Applications for the clinical and experimental doctoral programs are currently being accepted for the 2024-2025 academic year. Applications for the clinical psychology doctoral program are due December 1, 2023 (how to apply), and applications for the experimental psychology doctoral program are due December 1, 2023 (how to apply).

Although students enroll in either the clinical or experimental doctoral program, the UT psychology doctoral programs offer students the opportunity for advanced integrative training in both areas. Specifically, through our newly developed joint mentoring program, students may elect to receive joint mentoring from a faculty member in the other (non-major) program, in order to obtain more specialized and integrative training. Further details on the joint mentoring program are available in this document.  

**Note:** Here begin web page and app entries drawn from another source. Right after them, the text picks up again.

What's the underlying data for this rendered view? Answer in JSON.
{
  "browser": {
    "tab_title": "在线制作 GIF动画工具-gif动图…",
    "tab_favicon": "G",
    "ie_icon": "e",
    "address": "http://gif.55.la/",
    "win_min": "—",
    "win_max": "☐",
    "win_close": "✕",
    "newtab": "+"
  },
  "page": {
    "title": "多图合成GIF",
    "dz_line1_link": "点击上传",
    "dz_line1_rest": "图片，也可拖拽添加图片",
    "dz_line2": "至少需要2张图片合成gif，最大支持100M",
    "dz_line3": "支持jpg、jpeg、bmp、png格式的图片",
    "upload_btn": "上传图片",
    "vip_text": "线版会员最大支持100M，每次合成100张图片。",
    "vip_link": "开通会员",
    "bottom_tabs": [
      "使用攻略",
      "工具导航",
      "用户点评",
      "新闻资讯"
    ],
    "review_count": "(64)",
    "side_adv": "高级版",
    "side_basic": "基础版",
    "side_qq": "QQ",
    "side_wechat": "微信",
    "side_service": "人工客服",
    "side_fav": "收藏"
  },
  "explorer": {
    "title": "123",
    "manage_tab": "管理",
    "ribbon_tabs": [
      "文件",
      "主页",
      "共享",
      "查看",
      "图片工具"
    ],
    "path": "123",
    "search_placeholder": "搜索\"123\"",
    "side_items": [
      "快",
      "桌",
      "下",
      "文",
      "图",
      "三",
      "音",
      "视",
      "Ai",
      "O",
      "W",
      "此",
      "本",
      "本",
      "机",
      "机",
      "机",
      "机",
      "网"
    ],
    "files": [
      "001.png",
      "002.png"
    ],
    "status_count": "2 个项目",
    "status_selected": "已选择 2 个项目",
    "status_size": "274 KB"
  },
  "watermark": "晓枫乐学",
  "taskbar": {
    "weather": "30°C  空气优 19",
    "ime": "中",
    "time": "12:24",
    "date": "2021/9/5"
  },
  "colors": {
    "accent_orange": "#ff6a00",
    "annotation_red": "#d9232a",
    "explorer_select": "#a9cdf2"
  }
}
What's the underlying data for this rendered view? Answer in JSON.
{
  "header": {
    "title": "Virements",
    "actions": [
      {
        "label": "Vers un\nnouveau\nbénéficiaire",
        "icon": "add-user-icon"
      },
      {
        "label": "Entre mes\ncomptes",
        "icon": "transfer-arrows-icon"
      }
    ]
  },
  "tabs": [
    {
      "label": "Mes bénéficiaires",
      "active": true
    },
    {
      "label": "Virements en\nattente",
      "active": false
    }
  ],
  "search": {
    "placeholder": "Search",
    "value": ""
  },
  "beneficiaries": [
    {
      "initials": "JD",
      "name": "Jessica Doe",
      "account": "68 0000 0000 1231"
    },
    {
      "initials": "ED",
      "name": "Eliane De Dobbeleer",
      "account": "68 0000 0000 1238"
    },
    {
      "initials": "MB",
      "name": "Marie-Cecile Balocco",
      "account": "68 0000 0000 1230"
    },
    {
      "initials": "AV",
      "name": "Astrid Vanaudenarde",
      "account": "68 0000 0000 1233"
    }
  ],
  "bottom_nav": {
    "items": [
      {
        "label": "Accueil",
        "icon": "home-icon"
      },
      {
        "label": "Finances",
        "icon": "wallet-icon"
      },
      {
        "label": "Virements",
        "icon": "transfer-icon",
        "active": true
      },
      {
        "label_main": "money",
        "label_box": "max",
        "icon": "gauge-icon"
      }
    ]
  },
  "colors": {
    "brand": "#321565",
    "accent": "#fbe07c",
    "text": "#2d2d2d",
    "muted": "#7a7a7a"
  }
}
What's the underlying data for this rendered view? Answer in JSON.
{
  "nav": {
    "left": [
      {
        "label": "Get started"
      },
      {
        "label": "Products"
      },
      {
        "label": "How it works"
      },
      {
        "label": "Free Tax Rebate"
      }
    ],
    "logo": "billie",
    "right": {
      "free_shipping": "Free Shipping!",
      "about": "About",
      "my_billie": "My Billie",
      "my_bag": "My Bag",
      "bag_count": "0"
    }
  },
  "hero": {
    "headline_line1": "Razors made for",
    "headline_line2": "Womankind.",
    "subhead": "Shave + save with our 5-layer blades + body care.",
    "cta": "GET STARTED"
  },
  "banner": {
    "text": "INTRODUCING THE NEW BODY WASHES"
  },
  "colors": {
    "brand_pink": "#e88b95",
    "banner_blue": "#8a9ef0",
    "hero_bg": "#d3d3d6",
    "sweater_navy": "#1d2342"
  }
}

To further enhance the flexibility and breadth of their doctoral training, students in both programs have the opportunity to pursue minor specializations in the following three areas, each of which was selected to reflect faculty expertise and interests across both programs:

  • Quantitative Psychology
  • Health Psychology
  • Experimental Psychopathology

The department also offers a number of resources to support graduate students in their research, including a newly-developed course on grant-writing, department-wide travel funds and additional competitive travel awards, competitive research grants to fund student projects, extensive faculty research laboratory space featuring video cameras or one-way mirrors for participant monitoring, two departmental computer labs with more than 50 computers containing a variety of data collection and data analysis programs (e.g., Medialab, Qualtrics, MPlus, R, SPSS), and a departmental psychophysiological research laboratory featuring advanced equipment for monitoring physiological responses in and outside of the laboratory, as well as a new virtual reality system. Further information on these resources can be found here.  

Our doctoral programs prepare students for careers in academia at research-oriented universities, academic medical centers, and teaching colleges, at research institutes, in research positions in industrial, governmental, or medical institutions, and in community mental health settings, among others. Doctoral training emphasizes developing scientific attitudes for (a) gathering and evaluating information, (b) solving basic and applied research problems, and, in the clinical area, (c) providing clinical assessment and empirically supported psychotherapy. Each student completes specific course-related requirements, a master's thesis, qualifying examination, and a doctoral dissertation. Students develop an individual plan of study in consultation with their academic advisor and program director.

Students enrolled in the doctoral program earn the M.A. degree as part of the process of fulfilling the requirements for the Ph.D. degree. However, we do not offer the M.A. degree outside of the Ph.D. program, so students who only wish to obtain a M.A. degree should consider an alternative university. 

Director of Clinical Training: Sarah Francis, Ph.D.
Experimental Coordinator: Jason Rose, Ph.D.

Last Updated: 10/31/23